Anonymous More than 1 year ago
"Take only pictures, leave nothing but footprints" is an established code for the wilderness hiker. Now consider a new code that says, leave only footprints and take only pictures and the trash you find in the woods. The old rule maintains the status quo, the second makes  things better. The difference is consistent with what the authors challenge us to do in "The Upcycle" - to go beyond minimizing harm to having a positive impact, to not only be "less bad" but "more good." The authors clearly want to be known as idea people and there are indeed many good ideas here. Some are concepts turned into demonstrated success stories while many other ideas are presented as "what if" visions. Dream first, the authors advise, and worry about practical details later. Some positions the authors take will be disputed.

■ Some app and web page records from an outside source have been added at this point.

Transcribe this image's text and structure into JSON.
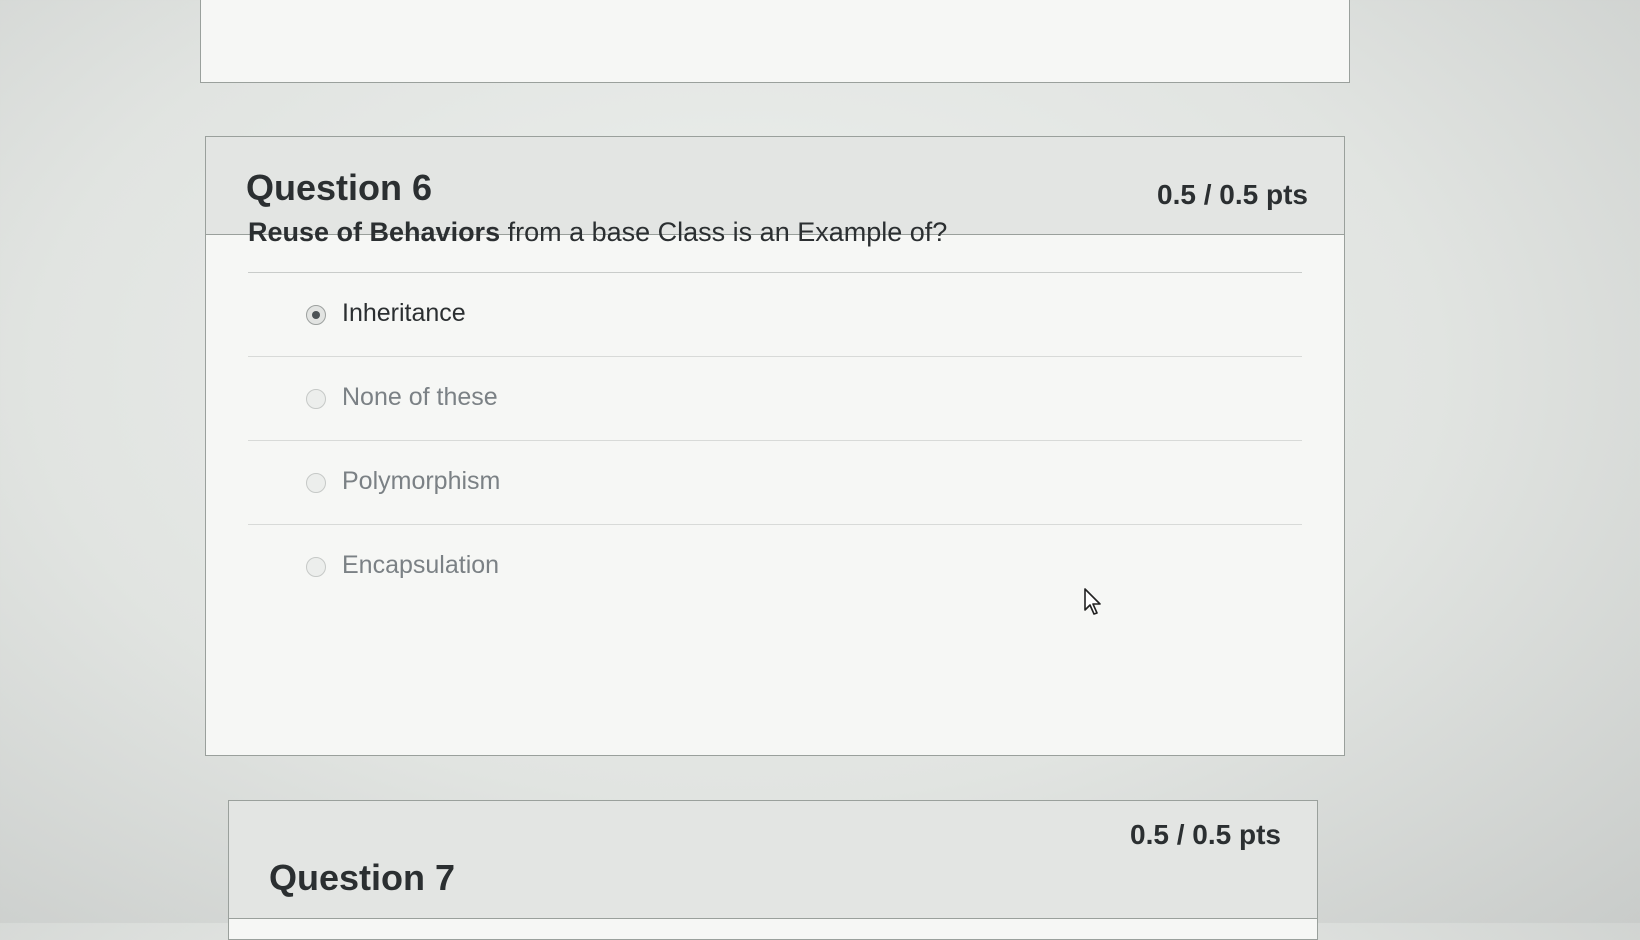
{
  "question6": {
    "title": "Question 6",
    "points": "0.5 / 0.5 pts",
    "text_bold": "Reuse of Behaviors",
    "text_rest": " from a base Class is an Example of?",
    "answers": [
      {
        "label": "Inheritance",
        "selected": true
      },
      {
        "label": "None of these",
        "selected": false
      },
      {
        "label": "Polymorphism",
        "selected": false
      },
      {
        "label": "Encapsulation",
        "selected": false
      }
    ]
  },
  "question7": {
    "title": "Question 7",
    "points": "0.5 / 0.5 pts"
  }
}
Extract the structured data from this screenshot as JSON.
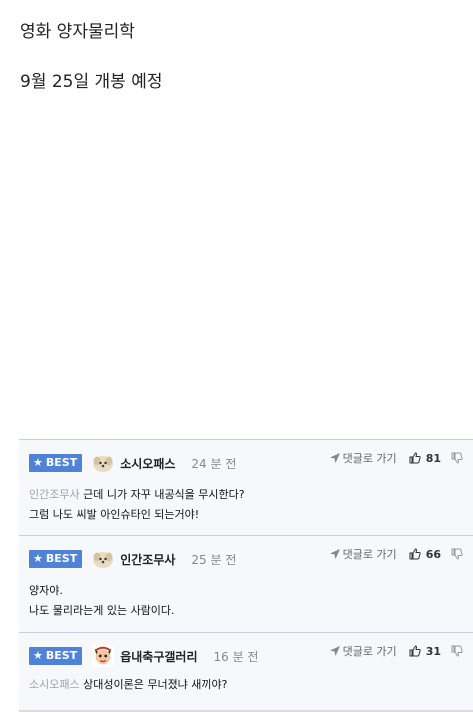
{
  "post": {
    "line1": "영화 양자물리학",
    "line2": "9월 25일 개봉 예정"
  },
  "comments": [
    {
      "badge": "BEST",
      "nick": "소시오패스",
      "time": "24 분 전",
      "reply_label": "댓글로 가기",
      "likes": "81",
      "mention": "인간조무사",
      "text1": "근데 니가 자꾸 내공식을 무시한다?",
      "text2": "그럼 나도 씨발 아인슈타인 되는거야!"
    },
    {
      "badge": "BEST",
      "nick": "인간조무사",
      "time": "25 분 전",
      "reply_label": "댓글로 가기",
      "likes": "66",
      "text1": "양자야.",
      "text2": "나도 물리라는게 있는 사람이다."
    },
    {
      "badge": "BEST",
      "nick": "읍내축구갤러리",
      "time": "16 분 전",
      "reply_label": "댓글로 가기",
      "likes": "31",
      "mention": "소시오패스",
      "text1": "상대성이론은 무너졌냐 새끼야?"
    }
  ],
  "colors": {
    "badge": "#4f83d8",
    "mention": "#9aa3b5",
    "comment_bg": "#f7f8fb"
  }
}
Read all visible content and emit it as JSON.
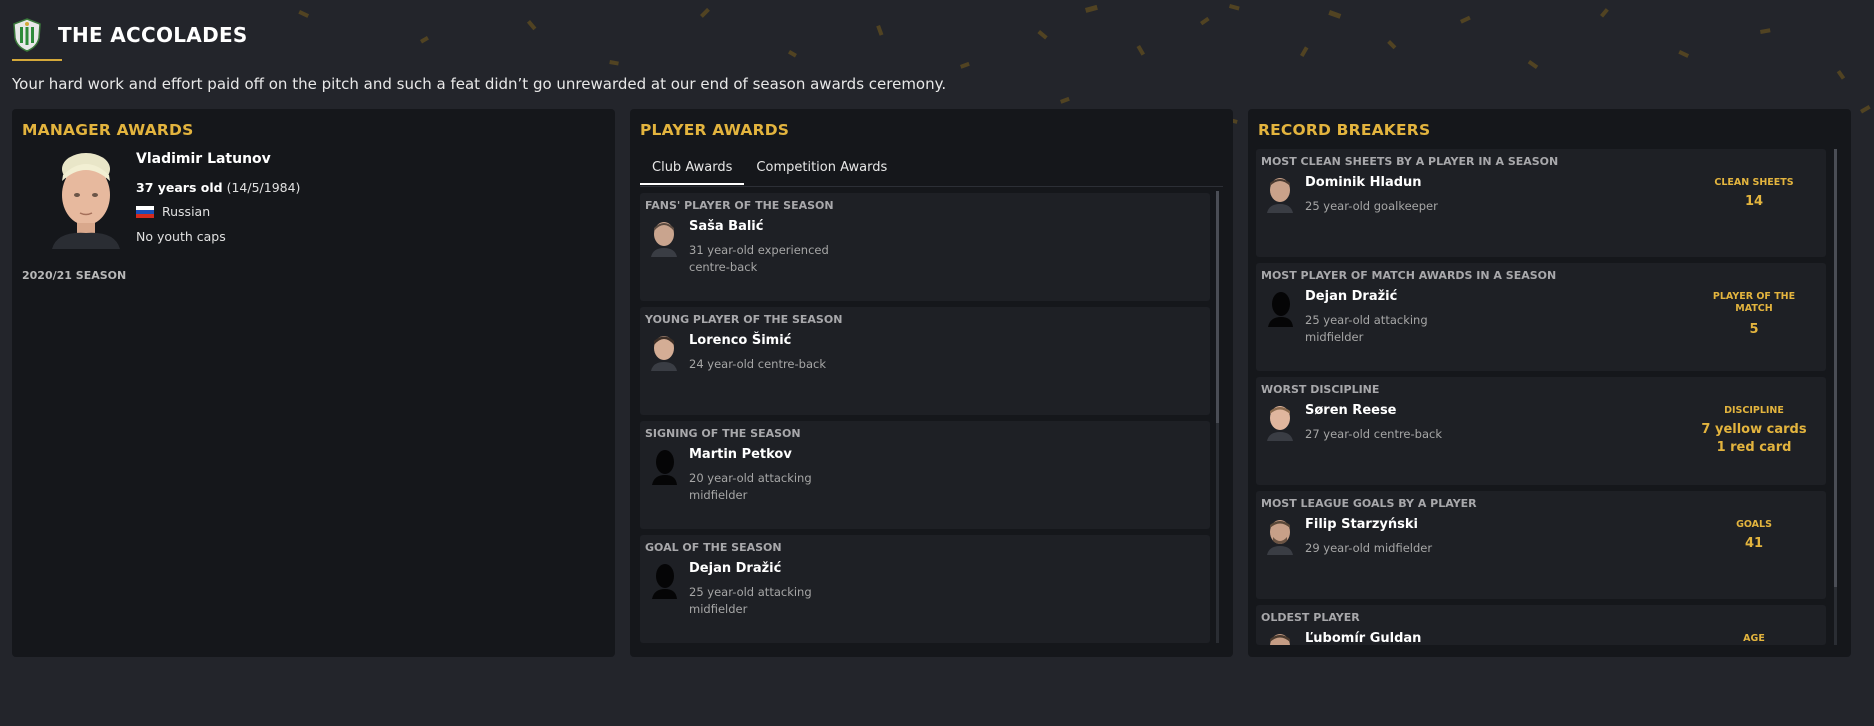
{
  "header": {
    "title": "THE ACCOLADES",
    "crest_icon": "club-crest-icon",
    "intro": "Your hard work and effort paid off on the pitch and such a feat didn’t go unrewarded at our end of season awards ceremony."
  },
  "colors": {
    "accent": "#e3b43e",
    "background": "#23252b",
    "panel": "#15171b",
    "card": "#1e2025"
  },
  "manager": {
    "title": "MANAGER AWARDS",
    "name": "Vladimir Latunov",
    "age": "37 years old",
    "dob": "(14/5/1984)",
    "nationality": "Russian",
    "caps": "No youth caps",
    "season": "2020/21 SEASON"
  },
  "player_awards": {
    "title": "PLAYER AWARDS",
    "tabs": [
      {
        "label": "Club Awards",
        "active": true
      },
      {
        "label": "Competition Awards",
        "active": false
      }
    ],
    "items": [
      {
        "award": "FANS' PLAYER OF THE SEASON",
        "name": "Saša Balić",
        "desc_1": "31 year-old experienced",
        "desc_2": "centre-back"
      },
      {
        "award": "YOUNG PLAYER OF THE SEASON",
        "name": "Lorenco Šimić",
        "desc_1": "24 year-old centre-back",
        "desc_2": ""
      },
      {
        "award": "SIGNING OF THE SEASON",
        "name": "Martin Petkov",
        "desc_1": "20 year-old attacking",
        "desc_2": "midfielder"
      },
      {
        "award": "GOAL OF THE SEASON",
        "name": "Dejan Dražić",
        "desc_1": "25 year-old attacking",
        "desc_2": "midfielder"
      }
    ]
  },
  "record_breakers": {
    "title": "RECORD BREAKERS",
    "items": [
      {
        "record": "MOST CLEAN SHEETS BY A PLAYER IN A SEASON",
        "name": "Dominik Hladun",
        "desc_1": "25 year-old goalkeeper",
        "desc_2": "",
        "stat_label": "CLEAN SHEETS",
        "stat_1": "14",
        "stat_2": ""
      },
      {
        "record": "MOST PLAYER OF MATCH AWARDS IN A SEASON",
        "name": "Dejan Dražić",
        "desc_1": "25 year-old attacking",
        "desc_2": "midfielder",
        "stat_label": "PLAYER OF THE MATCH",
        "stat_1": "5",
        "stat_2": ""
      },
      {
        "record": "WORST DISCIPLINE",
        "name": "Søren Reese",
        "desc_1": "27 year-old centre-back",
        "desc_2": "",
        "stat_label": "DISCIPLINE",
        "stat_1": "7 yellow cards",
        "stat_2": "1 red card"
      },
      {
        "record": "MOST LEAGUE GOALS BY A PLAYER",
        "name": "Filip Starzyński",
        "desc_1": "29 year-old midfielder",
        "desc_2": "",
        "stat_label": "GOALS",
        "stat_1": "41",
        "stat_2": ""
      },
      {
        "record": "OLDEST PLAYER",
        "name": "Ľubomír Guldan",
        "desc_1": "",
        "desc_2": "",
        "stat_label": "AGE",
        "stat_1": "",
        "stat_2": ""
      }
    ]
  }
}
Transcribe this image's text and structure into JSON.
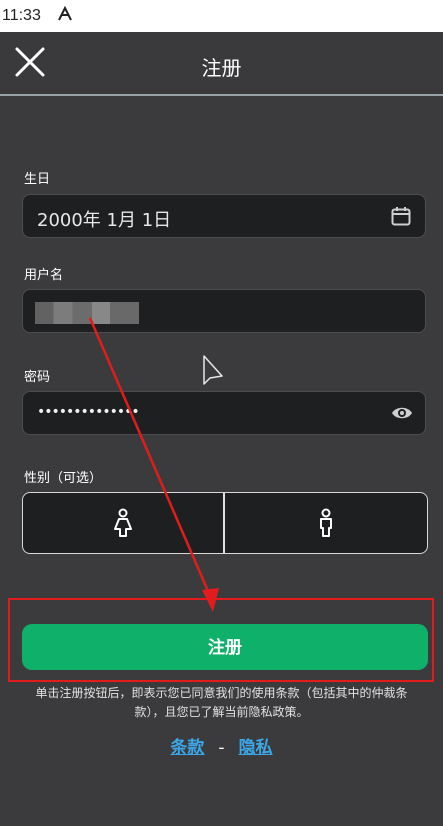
{
  "status_bar": {
    "time": "11:33",
    "notification_icon": "a-icon"
  },
  "header": {
    "title": "注册",
    "close_icon": "close-icon"
  },
  "form": {
    "birthday": {
      "label": "生日",
      "value": "2000年 1月 1日",
      "icon": "calendar-icon"
    },
    "username": {
      "label": "用户名",
      "value_redacted": true
    },
    "password": {
      "label": "密码",
      "value": "••••••••••••••",
      "icon": "eye-icon"
    },
    "gender": {
      "label": "性别（可选）",
      "options": [
        "female-icon",
        "male-icon"
      ]
    }
  },
  "submit": {
    "label": "注册"
  },
  "terms_text": "单击注册按钮后，即表示您已同意我们的使用条款（包括其中的仲裁条款），且您已了解当前隐私政策。",
  "links": {
    "terms": "条款",
    "separator": "-",
    "privacy": "隐私"
  },
  "colors": {
    "accent": "#0fb06a",
    "link": "#3ba6e8",
    "annotation": "#e21c1c",
    "background": "#3b3b3d"
  }
}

For example, in contrast to an established ecological maxim which states that no population of species can increase indefinitely (i.e. there is a limit to growth due to resource limits), the authors claim that "limits to growth" is a false concept, and that the real problem is one of design. Also likely to be challenged is the lack of metrics needed to provide clarity and substance for the goal of being "more good." "Less bad" is a goal which lends itself to quantitative measurement (fewer accidents, less waste, etc.) and appropriate metrics for "less bad" drive progress since what gets measured usually gets done. Considerable time is taken to review their previous and highly successful book, "Cradle to Cradle." So much so, however, that it sometimes sounds a bit like an advertisement. One also wonders, just what exactly is new here, given not only "Cradle to Cradle" but other background such as the principles of green chemistry and green engineering, ecological maxims, team problem solving techniques, the precautionary principle, and of course, the intent behind the concept of sustainable development and much progress toward it. Still, there is value in restating things in a different way or context. While reading "The Upcycle" it is easy to generate your own ideas on   ways to improve products or even to manage your own property in a way that eliminates waste or that will make life better for the next generation. It is that birth of ideas in the mind of the reader which makes the book worthwhile.